Welcome and thank you for coming to this first presentation of the Bioethics and Film Department of our ICB network. We have organized this time together to welcome a growing community of scholars and activists, artists and storytellers, filmmakers and audiences into a creative initiative for teaching and learning together. I have prepared a brief presentation of one example from our work in bioethics and film. Please share this two minute video:
We acknowledge that we come from the Americas and that most of the films you have seen in the short collage that you just viewed – and about which I will speak – are from the West. We are delighted that many of you come from South Asia and beyond, areas with rich traditions of film, dance and theater. We look forward to extending and transforming the initiatives about which I will briefly speak through your engagement. First, my brief reflections. Then we invite your active participation.
As you have seen in the short collage of films in view as you entered, bioethics can be said to have begun in and through film. Or, you might say that bioethics began in narratives, in human rights testimonies, in theater. Some see its roots in the Greek theater: with Sophocles´ Antigone and her right to mourning and burial. Alternatively, bioethics began with Mary Shelley and her fantastic creation of Frankenstein, in 1816. Or rather, bioethics was born with Fritz Jahr and his reference to Wagner’s Parsifal, when he coined the word bio-ethik in 1927. In short, bioethics began with each of these stories, with each story, film, play that led us to think about the complexity of a situation.
Cinema can broaden our horizon and help us think about the complexity of our practice. Let me share with you a brief example. I have chosen what I would argue is the most “bioethical” film, Mar Adentro (The Sea Inside).

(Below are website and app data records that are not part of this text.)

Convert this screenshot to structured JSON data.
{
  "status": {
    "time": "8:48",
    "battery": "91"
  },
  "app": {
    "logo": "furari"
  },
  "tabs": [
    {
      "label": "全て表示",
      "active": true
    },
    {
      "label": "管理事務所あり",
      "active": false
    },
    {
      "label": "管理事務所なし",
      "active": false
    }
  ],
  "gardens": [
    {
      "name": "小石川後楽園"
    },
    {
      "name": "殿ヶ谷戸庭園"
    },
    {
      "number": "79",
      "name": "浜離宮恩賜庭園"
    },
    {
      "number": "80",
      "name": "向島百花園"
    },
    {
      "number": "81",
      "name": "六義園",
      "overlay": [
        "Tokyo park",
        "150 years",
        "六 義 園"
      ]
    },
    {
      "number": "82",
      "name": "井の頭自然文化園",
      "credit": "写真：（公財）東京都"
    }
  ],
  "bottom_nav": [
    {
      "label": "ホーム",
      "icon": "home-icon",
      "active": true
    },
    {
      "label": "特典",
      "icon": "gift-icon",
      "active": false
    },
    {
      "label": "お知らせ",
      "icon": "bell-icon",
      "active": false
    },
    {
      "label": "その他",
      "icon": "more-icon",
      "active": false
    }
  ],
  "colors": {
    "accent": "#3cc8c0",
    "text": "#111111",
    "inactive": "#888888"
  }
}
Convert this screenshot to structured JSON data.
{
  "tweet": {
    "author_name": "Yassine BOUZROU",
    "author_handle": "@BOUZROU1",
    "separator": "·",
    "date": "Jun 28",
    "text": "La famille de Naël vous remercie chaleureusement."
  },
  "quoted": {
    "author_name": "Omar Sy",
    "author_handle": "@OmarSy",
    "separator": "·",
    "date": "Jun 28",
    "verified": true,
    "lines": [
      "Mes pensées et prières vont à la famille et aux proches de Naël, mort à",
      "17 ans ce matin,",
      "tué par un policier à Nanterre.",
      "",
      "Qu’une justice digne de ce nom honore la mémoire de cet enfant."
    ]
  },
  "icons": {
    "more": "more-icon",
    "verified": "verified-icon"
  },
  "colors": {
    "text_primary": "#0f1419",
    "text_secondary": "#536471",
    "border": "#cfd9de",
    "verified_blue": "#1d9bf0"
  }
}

As you know, the movie is based on a true event. It centers on Ramón Sampedro’s battle to die with dignity. But what does it mean to die with dignity? The film presents us with a conflict. A dichotomy. It shows us the universe of Ramón Sampedro as a divided universe. Following set theory, this universe is made up of two subsets, which represent the terms of the dilemma.
On the one hand, subset A, the arguments favor euthanasia or assisted suicide. On the other hand, the subset not A (-A) the arguments are against it.
In the film, the arguments in favor are presented by Ramón Sampedro himself, by his lawyer, who is carrying out the lawsuit against the medical commission or the Spanish state and the civic associations that support them.
But the film also presents the arguments against euthanasia. The word of the catholic church, for example: Sampedro receives a visit from a Catholic priest who himself suffers from hemiplegia and who tries to convince Sampedro of the value of life. The value of life despite this difficult situation. Or the arguments of his brother, and of the woman who takes care of him. They both want to save him from death.
And when the dichotomy has been situated in the movie theater. When the spectators have taken a position for or against Ramón Sampedro’s request, Alejandro Amenábar introduces his ethical-aesthetic bet.
Sampedro is in his bed (a brilliant recreation of the Spanish actor Javier Bardem). He has quadriplegia. He can’t move either his arms or his legs. With difficulty speaking, he asks his assistant to put on some music. And while the aria nessun dorma from Puccini’s opera Turandot plays, we see the following scene. Four anthological minutes in the history of cinema:
I am sure you agree that this is a really moving scene. Sampedro imagines a flight to his beloved beach. And this fantasy, this daydream poses a theoretical problem for us. Why?
Because we cannot include this scene among the arguments for, nor can we include it among the arguments against euthanasia. We cannot include Sampedro’s flight among the arguments in favor, nor can we include it among the arguments against.
And, always following the set theory (of Bertrand Russell or George Cantor), we are faced with a singularity in this situation. It has the property of questioning the universe. This singularity has the property of expanding the limits of the universe. And it requires us to think about the situation in all its complexity.
Because now we know, we discover, that with that flight, Sampedro gained new knowledge about himself. He understood that the true disability is not being confined to a bed. The real handicap is having reduced his existence to a petty argument for or against assisted suicide.
Through music, through that daydream, Sampedro accesses a new knowledge about himself. An amazing lucidity thanks to that unexpected relationship with death and with nothingness.
Thank you for you attention. Now, we turn to our conversation about film and bioethics and how to extend this work into the universities and communities where you live and work. 
 This article summarizes the author’s presentation at the 14th World Conference on Bioethics, Medical Ethics and Health Law, organized by the International Chair in Bioethics, which took place in Porto, from March 7-10, 2022.